The majority of authorities agree that there is no cause for concern and that it can be used for cooking. The inappropriate application of seasoning, or the loss of seasoning due to the cooking process, is a common cause of this phenomenon.

 

Repeat the seasoning process you just did on the cookware, and you should be able to get rid of the brown-black residues.

 

4. Food Gets Stuck On

 

Until the food acquires a suitable layer of seasoning on the pan, there is a good chance that it will stick to the pan. Scrub the area with a nylon brush to remove any food that has become adhered to it, and then season the pan as required.

 

Because the dosa would get caught on the cast iron Tawa so tenaciously, many beginners have given up trying to utilize it. To prevent this from happening, coat the Tawa with a light coating of oil and heat it over a low flame. You could want to start preparing the chutney in the meantime.

 

FYI: In the time it takes to prepare the chutney, the tawa will have acquired a layer of seasoning that will prevent the dosa from becoming adhered to it.

 

 

Related Questions:


1. How to season a rusty cast iron skillet?

 

Best Method:

 

2. Is rust on cast iron dangerous?

 

Rust can take on a variety of hues, so it’s possible that your cast iron pan has a coating of corrosion rather than rust. Rust is dangerous because it can induce tetanus if it is consumed; however, this is only the case if it has been in contact with the bacteria Clostridium tetani.

 

Final Thoughts

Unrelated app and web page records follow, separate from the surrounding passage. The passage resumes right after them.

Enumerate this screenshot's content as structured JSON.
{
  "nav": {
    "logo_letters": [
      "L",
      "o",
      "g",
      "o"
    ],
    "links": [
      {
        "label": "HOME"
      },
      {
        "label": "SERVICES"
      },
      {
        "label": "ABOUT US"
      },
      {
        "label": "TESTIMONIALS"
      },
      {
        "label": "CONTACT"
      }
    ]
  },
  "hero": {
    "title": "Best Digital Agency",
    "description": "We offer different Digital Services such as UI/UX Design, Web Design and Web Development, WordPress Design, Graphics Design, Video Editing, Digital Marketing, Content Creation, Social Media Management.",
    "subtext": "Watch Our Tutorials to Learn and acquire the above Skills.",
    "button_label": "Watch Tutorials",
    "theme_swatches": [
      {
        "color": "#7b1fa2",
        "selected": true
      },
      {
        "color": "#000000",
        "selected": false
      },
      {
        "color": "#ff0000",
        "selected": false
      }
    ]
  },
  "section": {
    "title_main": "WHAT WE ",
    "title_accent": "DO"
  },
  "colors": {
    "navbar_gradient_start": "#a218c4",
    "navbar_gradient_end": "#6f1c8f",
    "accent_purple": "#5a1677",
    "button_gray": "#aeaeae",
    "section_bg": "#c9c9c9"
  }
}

So, class, what did we learn today?

 

We now know that cast iron is pretty strong, but it will rust if it comes in contact with water or air, which is why the seasoning step is so important.

 

Cast iron can lose its seasoning if it is scrubbed too hard, soaked in soap, or used to cook acidic foods. After each use, you should clean your cast iron by getting rid of any leftover food and adding a new layer of oil.

 

If you clean your pan well and take care of its seasoning, it won’t rust and will have a natural nonstick surface that is smooth enough to fry an egg on. Also, if you want to season a skillet, you might be wondering what kind of oil you should use.

 

Because seasoning your skillet requires cooking oils that get absorbed into the pan and become part of its slick layer, you should know what kind of oil is best for seasoning a cast iron skillet and if you should avoid using other kinds of oils.

 

Oils must oxidize and polymerize in order for seasoning to bond to the metal and make a coating that doesn’t stick. The more polyunsaturated the fat is, the better it will help these chemical reactions happen.

 

Because of this, we recommend that you stay away from rich, fatty oils like bacon fat and instead use polyunsaturated oils like grapeseed oil, which has been shown to work the best. Enjoy the rest of your day, always stay safe, and treat others with kindness & respect. Until next time!

How to Season Cast Iron Pan on the Stove? (4 simple step process)